That being true, Bigelow and her then-unknown leading man Jeremy Renner (who broke out here) effectively portray both the psychological effects of war and, on a more existential level, how some people just aren’t satisfied with a normal life. A reckless thrill-seeker who plays fast and loose with protocol, Renner’s bomb disposal expert is a man who only feels alive during life-or-death situations, a behavioural orientation which constantly endangers his two subordinates (Anthony Mackie and Brian Geraghty – both excellent).
Though the slow-building occasionally drags, for the most part The Hurt Locker is a masterclass in how to build tension.
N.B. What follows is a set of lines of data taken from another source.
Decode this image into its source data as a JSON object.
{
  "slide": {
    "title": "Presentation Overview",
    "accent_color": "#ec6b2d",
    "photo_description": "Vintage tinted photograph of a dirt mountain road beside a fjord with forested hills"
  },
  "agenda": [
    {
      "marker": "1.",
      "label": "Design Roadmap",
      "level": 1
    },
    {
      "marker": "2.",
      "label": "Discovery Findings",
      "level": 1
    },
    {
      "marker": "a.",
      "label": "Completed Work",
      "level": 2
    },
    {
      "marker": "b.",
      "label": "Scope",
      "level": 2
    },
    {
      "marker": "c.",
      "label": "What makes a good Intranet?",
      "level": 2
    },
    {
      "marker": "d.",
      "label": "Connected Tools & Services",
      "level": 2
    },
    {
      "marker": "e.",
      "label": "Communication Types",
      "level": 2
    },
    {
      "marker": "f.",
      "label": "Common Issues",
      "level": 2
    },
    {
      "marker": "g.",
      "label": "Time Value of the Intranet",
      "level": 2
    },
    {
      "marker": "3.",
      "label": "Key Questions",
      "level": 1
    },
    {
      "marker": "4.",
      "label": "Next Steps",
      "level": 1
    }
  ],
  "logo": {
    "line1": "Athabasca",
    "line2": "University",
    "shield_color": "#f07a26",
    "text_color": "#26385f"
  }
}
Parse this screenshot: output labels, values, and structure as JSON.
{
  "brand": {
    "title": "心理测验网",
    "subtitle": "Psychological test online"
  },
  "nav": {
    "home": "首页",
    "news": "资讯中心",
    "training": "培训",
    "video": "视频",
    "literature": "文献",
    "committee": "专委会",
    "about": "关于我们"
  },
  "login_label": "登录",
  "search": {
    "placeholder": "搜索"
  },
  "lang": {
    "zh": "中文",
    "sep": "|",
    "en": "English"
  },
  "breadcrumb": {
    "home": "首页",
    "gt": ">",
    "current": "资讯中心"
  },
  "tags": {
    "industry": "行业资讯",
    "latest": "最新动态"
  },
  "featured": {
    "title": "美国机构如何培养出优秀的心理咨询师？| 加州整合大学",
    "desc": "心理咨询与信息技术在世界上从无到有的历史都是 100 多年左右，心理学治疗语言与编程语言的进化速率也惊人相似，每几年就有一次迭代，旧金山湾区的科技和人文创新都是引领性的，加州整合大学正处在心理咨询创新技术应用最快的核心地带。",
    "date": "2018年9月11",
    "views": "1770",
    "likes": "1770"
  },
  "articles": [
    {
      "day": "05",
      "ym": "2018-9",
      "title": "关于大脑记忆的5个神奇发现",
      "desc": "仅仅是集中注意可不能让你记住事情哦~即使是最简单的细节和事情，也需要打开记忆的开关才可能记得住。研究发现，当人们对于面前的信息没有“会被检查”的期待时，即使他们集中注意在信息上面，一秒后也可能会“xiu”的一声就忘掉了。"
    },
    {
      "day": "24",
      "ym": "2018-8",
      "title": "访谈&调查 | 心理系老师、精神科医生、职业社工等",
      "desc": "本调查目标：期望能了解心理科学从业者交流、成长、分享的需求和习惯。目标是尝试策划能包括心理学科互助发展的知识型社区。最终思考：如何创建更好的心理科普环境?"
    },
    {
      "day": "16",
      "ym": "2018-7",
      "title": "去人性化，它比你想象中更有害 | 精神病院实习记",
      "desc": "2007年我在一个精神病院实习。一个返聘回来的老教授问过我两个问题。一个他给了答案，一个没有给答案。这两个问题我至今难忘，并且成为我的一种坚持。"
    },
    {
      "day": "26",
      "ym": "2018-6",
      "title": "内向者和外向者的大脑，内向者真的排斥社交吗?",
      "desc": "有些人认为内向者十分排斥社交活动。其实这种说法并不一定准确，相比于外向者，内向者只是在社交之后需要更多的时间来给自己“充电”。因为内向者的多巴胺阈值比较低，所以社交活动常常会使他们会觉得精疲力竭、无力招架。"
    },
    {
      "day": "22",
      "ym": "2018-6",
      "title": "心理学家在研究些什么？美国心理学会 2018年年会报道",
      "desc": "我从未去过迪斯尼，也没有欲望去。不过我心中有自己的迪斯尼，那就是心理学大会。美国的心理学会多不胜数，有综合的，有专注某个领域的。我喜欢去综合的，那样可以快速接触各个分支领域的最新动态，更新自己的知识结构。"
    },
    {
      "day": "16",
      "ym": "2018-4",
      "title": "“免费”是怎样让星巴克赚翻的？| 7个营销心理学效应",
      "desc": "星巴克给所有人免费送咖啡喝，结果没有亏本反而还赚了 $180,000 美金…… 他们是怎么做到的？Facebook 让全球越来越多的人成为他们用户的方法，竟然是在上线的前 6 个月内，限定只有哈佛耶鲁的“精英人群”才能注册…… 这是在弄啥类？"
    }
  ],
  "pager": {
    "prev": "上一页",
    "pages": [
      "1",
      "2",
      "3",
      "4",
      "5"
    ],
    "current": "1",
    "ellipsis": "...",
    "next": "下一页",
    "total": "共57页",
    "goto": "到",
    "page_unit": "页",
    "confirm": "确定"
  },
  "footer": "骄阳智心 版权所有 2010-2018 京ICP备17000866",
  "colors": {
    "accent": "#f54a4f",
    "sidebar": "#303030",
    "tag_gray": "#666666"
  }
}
Based on actual experiences (screenwriter-producer Mark Boal was an embedded reporter) and shot with docu-realism (filming took place close to the Iraq border, using handheld cameras), the whole thing feels very authentic. In truth, it’s not as much fun as the heightened ‘realism’ of, say, Point Break, but there are few directors who can stage action as skilfully as Bigelow. Additionally, the likes of Guy Pierce, Ralph Fiennes, David Morse and Evangeline ‘Kate from Lost‘ Lilly pop up in surprisingly small roles.